The U.S. House of Representatives passed the Equality Act 236-173 in a May 17 vote.
The legislation, which is H.R. 5 and was introduced by U.S. Reps. David Cicilline ( D-RI ) and Brian Fitzpatrick ( R-PA ), codifies protections against discrimination on the basis of sexual orientation or gender identity within existing non-discrimination frameworks, such as the Civil Rights Act of 1964.
Cicilline first introduced a version of the Equality Act in 2015. House Speaker Nancy Pelosi had long promised to introduce the Equality Act this session.
Among the Illinois House delegation, votes were split along party lines, with all Democratic members voting in favor of H.B. 5. Among those affirmative votes was 3rd District Rep. Dan Lipinski, who has frequently opposed pro-LGBT legislation and is facing aggressive opposition from his rival in the last Democratic primary, Marie Newman, who has already made known that she's running again.
Other affirmative votes included U.S. Reps. Bobby Rush ( 1st ), Robin Kelly ( 2nd ), Jesus "Chuy" Garcia ( 4th ), Mike Quigley ( 5th ), Sean Casten ( 6th ), Danny Davis ( 7th ), Raja Krishnamoorthi ( 8th ), Jan Schakowsky ( 9th ), Brad Schneider ( 10th ), Bill Foster ( 11th ), Lauren Underwood ( 14th ) and Cheri Bustos ( 17th ).
Republican "No" votes included U.S Reps. Mike Bost ( 12th ), Rodney Davis ( 13th ), John Shimkus ( 15th ) and Adam Kinzinger (16th). One other Republican, Rep. Darin LaHood ( 18th ), did not vote.
Politicians and advocates praised the House vote, but acknowledged the opposition the Equality Act is expected to face in the Republican-controlled Senate.
"Today, on International Day Against Homophobia, Transphobia and Biphobia, House Democrats passed the Equality Act to ensure that LGBTQ+ Americans are protected by the same federal civil rights laws that protect their straight and cisgender counterparts," said Quigley in a May 17 statement. " ... I am committed to working with my colleagues to put pressure on Senate Majority Leader Mitch McConnell to bring this critical legislation to the floor of the Senate for a vote. And I will never stop fighting for LGBTQ+ Americans."

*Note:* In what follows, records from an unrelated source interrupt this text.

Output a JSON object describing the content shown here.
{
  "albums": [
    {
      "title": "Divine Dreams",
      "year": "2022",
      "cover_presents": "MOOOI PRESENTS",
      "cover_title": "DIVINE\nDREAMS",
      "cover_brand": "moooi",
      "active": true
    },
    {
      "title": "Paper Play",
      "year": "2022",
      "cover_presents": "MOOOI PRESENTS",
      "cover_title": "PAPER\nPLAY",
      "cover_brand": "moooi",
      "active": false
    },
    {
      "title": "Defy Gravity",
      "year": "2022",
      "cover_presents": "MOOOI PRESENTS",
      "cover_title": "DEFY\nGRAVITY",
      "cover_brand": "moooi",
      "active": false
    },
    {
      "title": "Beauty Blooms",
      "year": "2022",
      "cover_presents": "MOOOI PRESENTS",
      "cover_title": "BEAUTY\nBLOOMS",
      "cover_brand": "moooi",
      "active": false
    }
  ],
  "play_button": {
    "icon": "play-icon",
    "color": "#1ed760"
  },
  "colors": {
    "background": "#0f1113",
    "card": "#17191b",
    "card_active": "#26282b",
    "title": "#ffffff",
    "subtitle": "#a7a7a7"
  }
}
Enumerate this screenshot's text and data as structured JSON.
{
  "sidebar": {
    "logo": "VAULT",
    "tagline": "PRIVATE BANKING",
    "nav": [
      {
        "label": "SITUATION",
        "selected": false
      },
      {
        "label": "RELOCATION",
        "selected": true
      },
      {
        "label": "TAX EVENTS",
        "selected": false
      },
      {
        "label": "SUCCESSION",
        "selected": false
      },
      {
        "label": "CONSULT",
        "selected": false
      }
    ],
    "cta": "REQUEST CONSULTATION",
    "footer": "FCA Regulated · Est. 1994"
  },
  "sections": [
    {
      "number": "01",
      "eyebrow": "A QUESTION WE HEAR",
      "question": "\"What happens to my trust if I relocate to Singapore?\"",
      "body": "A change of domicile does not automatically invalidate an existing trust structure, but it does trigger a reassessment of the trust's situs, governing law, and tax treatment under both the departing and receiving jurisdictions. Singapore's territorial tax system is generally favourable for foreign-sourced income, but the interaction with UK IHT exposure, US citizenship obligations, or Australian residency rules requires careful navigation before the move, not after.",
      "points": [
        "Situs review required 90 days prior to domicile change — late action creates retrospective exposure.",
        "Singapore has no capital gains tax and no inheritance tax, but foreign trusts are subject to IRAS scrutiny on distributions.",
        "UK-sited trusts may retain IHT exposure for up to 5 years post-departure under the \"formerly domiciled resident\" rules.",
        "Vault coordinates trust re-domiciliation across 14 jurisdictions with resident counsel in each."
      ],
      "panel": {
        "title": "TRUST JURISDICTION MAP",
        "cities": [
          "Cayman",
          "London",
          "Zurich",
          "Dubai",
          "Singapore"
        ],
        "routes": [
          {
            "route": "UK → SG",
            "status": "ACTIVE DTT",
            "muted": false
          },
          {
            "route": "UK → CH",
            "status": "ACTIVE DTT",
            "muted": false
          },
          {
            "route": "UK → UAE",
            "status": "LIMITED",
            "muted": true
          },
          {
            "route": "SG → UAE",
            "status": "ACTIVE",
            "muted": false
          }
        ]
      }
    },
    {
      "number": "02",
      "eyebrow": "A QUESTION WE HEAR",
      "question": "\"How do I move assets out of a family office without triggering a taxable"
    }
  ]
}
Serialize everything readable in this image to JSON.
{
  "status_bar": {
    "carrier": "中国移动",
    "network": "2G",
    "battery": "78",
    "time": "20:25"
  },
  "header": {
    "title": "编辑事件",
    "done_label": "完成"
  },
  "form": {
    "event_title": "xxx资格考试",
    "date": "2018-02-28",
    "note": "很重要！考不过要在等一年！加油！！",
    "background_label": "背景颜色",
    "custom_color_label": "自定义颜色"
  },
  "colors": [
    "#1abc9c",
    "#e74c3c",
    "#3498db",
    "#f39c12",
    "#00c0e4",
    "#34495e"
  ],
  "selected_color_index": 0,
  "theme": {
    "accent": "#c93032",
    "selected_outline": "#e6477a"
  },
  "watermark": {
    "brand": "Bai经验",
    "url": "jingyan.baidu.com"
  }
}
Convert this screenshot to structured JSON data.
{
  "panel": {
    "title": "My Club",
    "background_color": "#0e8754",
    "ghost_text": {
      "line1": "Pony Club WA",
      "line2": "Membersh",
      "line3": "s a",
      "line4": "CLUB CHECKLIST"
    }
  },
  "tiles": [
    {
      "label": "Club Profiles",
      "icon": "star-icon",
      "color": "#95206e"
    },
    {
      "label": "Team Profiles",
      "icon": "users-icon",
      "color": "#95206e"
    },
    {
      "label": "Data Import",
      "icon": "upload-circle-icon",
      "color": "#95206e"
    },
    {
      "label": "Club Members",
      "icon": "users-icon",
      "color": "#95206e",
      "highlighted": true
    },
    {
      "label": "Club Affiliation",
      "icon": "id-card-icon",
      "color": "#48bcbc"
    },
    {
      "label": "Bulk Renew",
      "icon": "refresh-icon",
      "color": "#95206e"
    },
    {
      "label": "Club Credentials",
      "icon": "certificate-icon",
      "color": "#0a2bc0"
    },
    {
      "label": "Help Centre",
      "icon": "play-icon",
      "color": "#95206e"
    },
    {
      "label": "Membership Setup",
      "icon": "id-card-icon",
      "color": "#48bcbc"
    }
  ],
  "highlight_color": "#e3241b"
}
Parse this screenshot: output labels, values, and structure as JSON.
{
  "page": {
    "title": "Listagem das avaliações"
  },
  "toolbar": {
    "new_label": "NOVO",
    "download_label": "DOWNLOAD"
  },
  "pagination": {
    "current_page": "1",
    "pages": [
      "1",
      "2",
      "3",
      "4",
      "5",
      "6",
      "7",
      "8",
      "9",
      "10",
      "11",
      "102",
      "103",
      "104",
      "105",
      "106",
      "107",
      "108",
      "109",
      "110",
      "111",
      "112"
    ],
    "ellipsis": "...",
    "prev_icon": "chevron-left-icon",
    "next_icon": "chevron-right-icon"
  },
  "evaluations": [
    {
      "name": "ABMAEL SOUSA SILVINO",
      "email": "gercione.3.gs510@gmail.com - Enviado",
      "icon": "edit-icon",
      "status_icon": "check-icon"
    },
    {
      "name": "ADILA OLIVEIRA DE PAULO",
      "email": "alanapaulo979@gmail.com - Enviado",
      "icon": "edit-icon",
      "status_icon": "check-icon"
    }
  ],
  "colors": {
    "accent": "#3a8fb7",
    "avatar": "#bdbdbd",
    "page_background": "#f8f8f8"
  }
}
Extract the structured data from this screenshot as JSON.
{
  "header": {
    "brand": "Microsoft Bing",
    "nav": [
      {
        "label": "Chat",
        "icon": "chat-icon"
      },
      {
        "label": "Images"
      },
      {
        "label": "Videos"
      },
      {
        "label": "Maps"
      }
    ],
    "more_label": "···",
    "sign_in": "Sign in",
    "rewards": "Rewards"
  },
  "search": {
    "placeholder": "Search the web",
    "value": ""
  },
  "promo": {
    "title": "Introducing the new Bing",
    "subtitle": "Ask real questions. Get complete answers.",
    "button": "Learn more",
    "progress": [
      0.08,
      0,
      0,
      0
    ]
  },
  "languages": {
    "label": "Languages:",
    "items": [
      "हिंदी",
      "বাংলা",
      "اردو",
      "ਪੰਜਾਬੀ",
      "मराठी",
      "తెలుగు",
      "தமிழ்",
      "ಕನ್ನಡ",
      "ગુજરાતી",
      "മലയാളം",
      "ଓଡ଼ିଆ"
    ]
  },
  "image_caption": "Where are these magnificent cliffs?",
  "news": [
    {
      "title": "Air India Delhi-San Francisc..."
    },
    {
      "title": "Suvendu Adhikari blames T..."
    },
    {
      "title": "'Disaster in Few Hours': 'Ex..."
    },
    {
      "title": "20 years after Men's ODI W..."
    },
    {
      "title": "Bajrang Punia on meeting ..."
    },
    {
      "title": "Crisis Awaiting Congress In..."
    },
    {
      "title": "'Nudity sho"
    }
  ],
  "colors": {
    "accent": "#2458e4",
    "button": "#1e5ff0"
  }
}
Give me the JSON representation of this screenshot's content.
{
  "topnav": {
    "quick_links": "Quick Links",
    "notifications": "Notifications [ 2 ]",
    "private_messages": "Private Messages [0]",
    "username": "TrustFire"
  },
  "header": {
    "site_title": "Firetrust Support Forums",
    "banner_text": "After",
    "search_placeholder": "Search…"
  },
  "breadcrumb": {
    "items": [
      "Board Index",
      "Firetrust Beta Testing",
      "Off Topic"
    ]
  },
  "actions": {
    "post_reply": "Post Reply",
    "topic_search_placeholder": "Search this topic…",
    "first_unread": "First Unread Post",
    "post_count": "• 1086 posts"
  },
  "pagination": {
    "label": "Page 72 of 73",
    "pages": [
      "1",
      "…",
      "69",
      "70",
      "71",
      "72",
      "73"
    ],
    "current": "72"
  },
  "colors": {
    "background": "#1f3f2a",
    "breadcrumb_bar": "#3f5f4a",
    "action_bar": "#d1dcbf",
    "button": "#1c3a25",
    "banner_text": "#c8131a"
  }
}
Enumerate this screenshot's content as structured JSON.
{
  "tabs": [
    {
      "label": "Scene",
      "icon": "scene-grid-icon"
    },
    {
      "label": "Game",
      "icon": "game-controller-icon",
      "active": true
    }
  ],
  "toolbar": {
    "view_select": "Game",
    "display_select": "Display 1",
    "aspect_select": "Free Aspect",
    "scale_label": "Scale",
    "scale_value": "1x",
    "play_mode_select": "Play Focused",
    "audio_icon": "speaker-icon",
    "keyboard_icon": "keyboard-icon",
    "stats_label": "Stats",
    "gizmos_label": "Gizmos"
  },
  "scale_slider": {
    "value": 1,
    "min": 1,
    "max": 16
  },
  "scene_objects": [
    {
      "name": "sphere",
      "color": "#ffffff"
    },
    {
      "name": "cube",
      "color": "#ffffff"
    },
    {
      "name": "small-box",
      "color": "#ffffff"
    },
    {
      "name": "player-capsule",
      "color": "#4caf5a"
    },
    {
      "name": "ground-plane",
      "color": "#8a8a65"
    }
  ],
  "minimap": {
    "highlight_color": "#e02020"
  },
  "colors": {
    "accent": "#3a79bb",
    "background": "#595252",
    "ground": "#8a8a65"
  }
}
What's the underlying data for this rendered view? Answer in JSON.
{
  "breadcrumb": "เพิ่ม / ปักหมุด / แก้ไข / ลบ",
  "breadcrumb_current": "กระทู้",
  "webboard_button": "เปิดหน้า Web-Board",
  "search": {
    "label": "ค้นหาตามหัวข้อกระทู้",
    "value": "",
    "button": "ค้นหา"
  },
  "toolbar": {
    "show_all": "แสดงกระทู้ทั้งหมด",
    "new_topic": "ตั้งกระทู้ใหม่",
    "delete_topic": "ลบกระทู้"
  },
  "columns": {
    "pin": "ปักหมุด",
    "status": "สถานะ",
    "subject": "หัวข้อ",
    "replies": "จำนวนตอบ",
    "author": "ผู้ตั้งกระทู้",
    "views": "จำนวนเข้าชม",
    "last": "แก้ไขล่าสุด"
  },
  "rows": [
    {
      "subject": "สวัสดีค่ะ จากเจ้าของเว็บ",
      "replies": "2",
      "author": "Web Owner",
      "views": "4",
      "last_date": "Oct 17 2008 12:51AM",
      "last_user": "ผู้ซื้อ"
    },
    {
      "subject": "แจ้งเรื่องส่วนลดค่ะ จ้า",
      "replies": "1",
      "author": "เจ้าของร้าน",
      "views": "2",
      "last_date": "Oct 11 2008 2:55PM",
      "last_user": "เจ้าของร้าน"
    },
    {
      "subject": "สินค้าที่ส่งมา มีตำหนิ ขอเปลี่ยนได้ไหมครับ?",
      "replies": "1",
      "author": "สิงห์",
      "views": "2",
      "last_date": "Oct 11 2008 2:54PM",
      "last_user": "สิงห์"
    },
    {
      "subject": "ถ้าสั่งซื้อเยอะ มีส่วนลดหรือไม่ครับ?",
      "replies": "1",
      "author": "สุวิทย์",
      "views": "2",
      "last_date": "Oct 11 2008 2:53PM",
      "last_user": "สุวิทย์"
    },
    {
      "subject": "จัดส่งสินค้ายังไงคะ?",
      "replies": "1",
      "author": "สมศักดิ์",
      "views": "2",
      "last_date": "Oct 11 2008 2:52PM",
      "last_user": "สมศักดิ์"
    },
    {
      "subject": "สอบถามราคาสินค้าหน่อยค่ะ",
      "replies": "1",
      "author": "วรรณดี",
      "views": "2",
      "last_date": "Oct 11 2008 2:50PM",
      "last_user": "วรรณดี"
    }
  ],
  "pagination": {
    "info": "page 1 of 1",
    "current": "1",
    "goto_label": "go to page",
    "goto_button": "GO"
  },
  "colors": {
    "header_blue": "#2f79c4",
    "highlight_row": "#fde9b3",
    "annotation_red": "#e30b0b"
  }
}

Lambda Legal Interim CEO Richard Burns said in a statement that, "We call on the Senate to give the Equality Act the full, fair and comprehensive consideration it deserves. The Equality Act addresses the inadequate patchwork of protections that vary from state to state with a broad federal statute protecting LGBTQ people across the country and throughout their daily lives."